On April 21, 2015, the Department of Justice (DOJ) announced that Citizens Medical Center (CMC) a county-own hospital located in Victoria, Texas agreed to pay the Government a settlement of $21.75 million to resolve claims that it violated the Stark law and the False Claims Act (FCA) by allegedly paying kickbacks to doctors for patient referrals. The Stark law prohibits hospitals from having certain types of financial relationship with physicians that refer patients. This restriction helps to eliminate fraud so that the best interest of the patient is considered over profit. However, the government alleges that CMC not only entered into unlawful financial relationships with referring physicians, but also compensated a number of doctors above fair market value for their services.
According to a lawsuit filed by three whistleblowers, Dakshesh “Kumar” Parikh, Harish Chandna and Ajay Gaalla, under the qui tam provisions of the False Claims Act, CMC allegedly paid several cardiologists that overcharged their patients the fair market values of their services. In addition, CMC also paid bonuses to emergency room physicians who also overcharged patients for their services. This type of practice is considered health care fraud and is a violation of the Stark law and the FCA, compromises the health and well-being of the patients, and causes undue financial burdens on taxpayers — especially when the government is billed for illegal health care claims.
This type of illegal practice between hospital and health care provider continues to be investigated by the Justice Department. Just recently, two cardiovascular disease testing laboratories based in Virginia and California agreed to pay the government $48.5 million for allegedly paying inducements to physicians for referring patients to its laboratories for testing. In February 2015, a pharmaceutical manufacturer headquartered in Delaware, agreed to pay the U.S. government $7.9 million for allegedly offering kickback incentives to a drug management company, in exchange for selling its pharmaceutical products. These lawsuits were originally filed by whistleblowers.
The whistleblowers provision of the FCA was designed to prevent fraud on the government, and is one of the most effective methods that the government has implemented for combating fraud.
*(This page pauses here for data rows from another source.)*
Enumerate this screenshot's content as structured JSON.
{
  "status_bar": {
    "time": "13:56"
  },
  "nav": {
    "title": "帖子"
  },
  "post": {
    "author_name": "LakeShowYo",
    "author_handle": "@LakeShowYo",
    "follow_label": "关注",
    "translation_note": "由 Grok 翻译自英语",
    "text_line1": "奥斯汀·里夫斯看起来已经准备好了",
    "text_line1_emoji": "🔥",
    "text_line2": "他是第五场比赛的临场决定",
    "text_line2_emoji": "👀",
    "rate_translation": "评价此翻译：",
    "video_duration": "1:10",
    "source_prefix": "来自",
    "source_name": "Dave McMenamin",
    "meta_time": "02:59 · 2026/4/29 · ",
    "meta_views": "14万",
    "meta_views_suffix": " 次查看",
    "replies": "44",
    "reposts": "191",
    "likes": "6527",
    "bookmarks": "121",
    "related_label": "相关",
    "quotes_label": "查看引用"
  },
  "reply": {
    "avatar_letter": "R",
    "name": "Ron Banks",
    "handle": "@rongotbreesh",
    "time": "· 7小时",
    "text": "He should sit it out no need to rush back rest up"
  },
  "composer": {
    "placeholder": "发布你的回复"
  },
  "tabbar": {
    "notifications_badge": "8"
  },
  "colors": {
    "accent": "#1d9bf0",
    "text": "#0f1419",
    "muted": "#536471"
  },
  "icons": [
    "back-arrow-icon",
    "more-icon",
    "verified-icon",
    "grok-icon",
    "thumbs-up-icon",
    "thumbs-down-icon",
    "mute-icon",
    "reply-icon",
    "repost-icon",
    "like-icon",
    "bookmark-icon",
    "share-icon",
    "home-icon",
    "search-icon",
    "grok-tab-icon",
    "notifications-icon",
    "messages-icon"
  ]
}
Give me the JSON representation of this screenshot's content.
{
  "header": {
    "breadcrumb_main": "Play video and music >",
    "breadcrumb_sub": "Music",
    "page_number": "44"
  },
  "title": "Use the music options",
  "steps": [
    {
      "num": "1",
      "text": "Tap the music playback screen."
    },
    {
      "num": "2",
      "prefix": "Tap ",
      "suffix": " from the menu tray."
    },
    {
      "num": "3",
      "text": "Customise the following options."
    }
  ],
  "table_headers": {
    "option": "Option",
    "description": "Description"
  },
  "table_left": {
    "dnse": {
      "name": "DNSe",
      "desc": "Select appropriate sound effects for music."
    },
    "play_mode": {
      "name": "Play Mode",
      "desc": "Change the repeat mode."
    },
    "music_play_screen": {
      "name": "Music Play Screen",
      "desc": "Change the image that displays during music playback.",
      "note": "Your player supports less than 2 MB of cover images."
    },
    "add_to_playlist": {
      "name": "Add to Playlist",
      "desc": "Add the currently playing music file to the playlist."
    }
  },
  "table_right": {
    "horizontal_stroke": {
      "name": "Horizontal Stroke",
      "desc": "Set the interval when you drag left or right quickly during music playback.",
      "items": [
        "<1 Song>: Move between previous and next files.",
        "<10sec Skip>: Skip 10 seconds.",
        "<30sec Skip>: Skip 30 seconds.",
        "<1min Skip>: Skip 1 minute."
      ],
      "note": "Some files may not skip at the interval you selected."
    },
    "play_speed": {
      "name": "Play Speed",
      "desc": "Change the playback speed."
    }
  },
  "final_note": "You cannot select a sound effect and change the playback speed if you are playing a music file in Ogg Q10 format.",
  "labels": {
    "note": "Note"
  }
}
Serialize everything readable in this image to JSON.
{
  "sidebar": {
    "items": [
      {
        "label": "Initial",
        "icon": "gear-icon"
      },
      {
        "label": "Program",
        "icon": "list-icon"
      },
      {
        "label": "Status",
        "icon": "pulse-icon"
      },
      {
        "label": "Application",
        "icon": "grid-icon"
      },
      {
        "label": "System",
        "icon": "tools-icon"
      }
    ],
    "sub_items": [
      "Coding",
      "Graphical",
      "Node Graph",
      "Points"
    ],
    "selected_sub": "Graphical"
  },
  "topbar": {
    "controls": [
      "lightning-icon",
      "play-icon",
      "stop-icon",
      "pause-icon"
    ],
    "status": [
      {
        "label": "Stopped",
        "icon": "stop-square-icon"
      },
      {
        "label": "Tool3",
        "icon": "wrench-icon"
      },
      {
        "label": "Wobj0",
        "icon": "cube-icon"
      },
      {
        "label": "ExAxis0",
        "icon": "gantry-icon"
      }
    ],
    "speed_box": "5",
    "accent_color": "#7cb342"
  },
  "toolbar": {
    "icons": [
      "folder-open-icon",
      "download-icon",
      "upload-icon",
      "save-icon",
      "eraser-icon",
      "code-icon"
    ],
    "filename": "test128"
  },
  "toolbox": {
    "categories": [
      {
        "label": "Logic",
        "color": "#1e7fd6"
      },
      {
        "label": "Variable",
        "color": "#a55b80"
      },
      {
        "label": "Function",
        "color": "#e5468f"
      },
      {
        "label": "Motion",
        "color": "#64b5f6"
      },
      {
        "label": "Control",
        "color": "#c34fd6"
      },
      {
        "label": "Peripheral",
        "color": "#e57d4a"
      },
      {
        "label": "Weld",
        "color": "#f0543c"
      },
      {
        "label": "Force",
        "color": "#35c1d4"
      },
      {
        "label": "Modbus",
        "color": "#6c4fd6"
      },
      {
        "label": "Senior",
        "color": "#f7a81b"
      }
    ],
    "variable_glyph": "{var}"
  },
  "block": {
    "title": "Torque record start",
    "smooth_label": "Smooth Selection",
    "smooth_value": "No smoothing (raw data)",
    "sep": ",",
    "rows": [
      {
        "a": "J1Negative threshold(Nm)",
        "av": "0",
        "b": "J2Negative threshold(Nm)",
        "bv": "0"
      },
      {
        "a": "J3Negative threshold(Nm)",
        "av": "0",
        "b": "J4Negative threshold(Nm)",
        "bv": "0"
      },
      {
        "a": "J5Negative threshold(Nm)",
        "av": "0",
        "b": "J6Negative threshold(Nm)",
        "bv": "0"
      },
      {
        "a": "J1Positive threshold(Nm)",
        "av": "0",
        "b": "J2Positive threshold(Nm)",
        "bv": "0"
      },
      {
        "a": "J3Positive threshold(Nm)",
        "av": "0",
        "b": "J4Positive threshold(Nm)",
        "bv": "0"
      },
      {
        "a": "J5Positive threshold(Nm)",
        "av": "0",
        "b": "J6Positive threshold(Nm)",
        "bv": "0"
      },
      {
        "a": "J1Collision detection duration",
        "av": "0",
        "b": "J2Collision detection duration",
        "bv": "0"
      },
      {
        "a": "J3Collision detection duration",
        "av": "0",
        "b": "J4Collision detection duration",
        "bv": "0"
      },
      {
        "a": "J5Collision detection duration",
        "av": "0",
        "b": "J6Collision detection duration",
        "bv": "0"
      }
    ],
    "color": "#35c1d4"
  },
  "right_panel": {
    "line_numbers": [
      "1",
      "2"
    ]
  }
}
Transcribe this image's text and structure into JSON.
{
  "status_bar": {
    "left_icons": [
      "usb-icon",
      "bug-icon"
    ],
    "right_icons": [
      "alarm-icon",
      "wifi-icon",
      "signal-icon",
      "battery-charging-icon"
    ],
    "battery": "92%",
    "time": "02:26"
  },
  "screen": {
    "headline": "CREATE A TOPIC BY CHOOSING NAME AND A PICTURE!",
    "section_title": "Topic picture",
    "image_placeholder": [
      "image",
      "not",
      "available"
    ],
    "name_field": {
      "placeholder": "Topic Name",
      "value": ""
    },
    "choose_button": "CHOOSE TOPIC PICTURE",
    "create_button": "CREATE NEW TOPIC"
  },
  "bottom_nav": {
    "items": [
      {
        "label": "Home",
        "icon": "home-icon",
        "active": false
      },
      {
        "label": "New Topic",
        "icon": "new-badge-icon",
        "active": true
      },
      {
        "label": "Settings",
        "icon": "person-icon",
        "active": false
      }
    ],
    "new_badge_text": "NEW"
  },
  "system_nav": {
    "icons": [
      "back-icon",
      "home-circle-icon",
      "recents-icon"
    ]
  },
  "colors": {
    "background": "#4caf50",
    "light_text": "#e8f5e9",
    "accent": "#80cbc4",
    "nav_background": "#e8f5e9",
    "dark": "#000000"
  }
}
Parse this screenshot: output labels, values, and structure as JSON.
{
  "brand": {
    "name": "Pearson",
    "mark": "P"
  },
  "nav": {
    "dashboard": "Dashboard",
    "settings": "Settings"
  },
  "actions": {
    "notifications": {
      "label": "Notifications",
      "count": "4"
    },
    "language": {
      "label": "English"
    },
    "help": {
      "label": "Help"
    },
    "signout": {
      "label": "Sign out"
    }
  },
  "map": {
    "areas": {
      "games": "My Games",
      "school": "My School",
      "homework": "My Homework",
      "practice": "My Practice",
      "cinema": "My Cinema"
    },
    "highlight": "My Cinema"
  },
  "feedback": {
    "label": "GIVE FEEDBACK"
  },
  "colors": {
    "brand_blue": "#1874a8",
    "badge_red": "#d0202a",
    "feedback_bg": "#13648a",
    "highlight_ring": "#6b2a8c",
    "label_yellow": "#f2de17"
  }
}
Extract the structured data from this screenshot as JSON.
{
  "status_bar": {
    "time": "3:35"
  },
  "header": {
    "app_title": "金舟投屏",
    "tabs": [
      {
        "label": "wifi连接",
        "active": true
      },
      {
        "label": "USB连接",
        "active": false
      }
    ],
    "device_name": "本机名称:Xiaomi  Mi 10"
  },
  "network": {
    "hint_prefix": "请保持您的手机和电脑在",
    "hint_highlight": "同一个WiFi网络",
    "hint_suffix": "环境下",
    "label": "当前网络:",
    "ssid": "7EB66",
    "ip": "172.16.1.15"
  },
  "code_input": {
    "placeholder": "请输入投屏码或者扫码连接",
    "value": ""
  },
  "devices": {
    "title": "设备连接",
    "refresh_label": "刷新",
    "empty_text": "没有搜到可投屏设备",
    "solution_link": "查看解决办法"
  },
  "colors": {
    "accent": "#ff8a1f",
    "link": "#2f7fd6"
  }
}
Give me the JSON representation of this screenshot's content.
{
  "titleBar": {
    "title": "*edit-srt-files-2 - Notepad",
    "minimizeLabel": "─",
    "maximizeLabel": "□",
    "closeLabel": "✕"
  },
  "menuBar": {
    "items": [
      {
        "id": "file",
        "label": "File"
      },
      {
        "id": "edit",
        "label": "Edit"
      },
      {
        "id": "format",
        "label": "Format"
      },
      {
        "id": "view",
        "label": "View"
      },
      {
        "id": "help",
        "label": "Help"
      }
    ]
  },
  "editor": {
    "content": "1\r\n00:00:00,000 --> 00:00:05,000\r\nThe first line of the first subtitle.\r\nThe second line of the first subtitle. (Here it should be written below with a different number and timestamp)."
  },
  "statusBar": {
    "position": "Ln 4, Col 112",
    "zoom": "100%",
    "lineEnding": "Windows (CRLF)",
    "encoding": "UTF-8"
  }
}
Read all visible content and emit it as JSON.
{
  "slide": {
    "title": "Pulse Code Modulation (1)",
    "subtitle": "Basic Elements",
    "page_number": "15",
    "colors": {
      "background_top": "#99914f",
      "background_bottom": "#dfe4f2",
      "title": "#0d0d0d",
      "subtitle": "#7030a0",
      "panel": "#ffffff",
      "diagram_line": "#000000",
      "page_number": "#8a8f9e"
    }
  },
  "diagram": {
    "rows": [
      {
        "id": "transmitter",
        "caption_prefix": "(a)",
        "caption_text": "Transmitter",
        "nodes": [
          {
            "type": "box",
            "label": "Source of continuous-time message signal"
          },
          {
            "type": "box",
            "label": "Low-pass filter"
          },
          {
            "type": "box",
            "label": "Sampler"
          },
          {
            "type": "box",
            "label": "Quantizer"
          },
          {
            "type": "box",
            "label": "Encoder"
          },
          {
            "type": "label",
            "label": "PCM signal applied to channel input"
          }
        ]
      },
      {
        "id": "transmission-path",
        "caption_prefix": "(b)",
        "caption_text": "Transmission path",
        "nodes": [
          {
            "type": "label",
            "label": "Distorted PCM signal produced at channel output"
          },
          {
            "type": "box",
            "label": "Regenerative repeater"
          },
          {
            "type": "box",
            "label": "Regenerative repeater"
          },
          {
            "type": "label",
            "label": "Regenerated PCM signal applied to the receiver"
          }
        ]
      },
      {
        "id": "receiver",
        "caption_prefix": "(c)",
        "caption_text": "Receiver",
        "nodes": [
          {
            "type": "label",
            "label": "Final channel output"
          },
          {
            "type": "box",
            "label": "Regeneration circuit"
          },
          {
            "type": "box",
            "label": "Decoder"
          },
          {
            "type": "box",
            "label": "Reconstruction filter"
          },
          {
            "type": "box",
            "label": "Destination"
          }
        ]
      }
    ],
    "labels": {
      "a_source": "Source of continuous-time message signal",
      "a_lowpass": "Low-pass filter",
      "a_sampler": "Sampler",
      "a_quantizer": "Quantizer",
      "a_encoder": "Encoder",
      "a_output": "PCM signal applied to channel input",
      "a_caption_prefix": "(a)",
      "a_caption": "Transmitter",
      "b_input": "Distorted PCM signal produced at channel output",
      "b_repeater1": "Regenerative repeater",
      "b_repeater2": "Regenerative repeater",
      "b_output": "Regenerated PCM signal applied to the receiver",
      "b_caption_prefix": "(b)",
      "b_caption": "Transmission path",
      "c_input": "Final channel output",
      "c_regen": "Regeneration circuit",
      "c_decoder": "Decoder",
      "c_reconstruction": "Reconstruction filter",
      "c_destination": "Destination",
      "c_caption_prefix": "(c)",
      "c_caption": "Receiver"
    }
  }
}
Under the FCA, any person, who knows of an individual or company that has defrauded the federal government, can file a “qui tam” lawsuit to recover damages on the government’s behalf. Additionally, a whistleblower who files a case against a company that has committed fraud against the government, may receive an award of up to 30 percent of the settlement.
If you have information concerning Medicaid or Medicare fraud by a hospital, doctor or other healthcare provider, do not hesitate to take action. It is possible that you might be able to bring your own qui tam lawsuit under the False Claims Act, acting as a whistleblower on behalf of the U.S. government. A whistleblower who files a case against a company that has committed fraud against the government, may receive compensation of up to 30 percent of the amount ultimately recovered by the government.
Before filing your lawsuit, be sure to consult with an attorney familiar with the intricacies of the False Claims Act and qui tam lawsuits, as these attorneys are best equipped to help protect your rights and help you gain your share of any monetary reward from a potential settlement.
If you would like to consult with one of our False Claims Act attorneys concerning Medicare fraud or other forms of healthcare fraud, please fill out our Confidential Case Evaluation form, or call (202) 973-0900 to speak with a lawyer at the law office of Tycko & Zavareei LLP.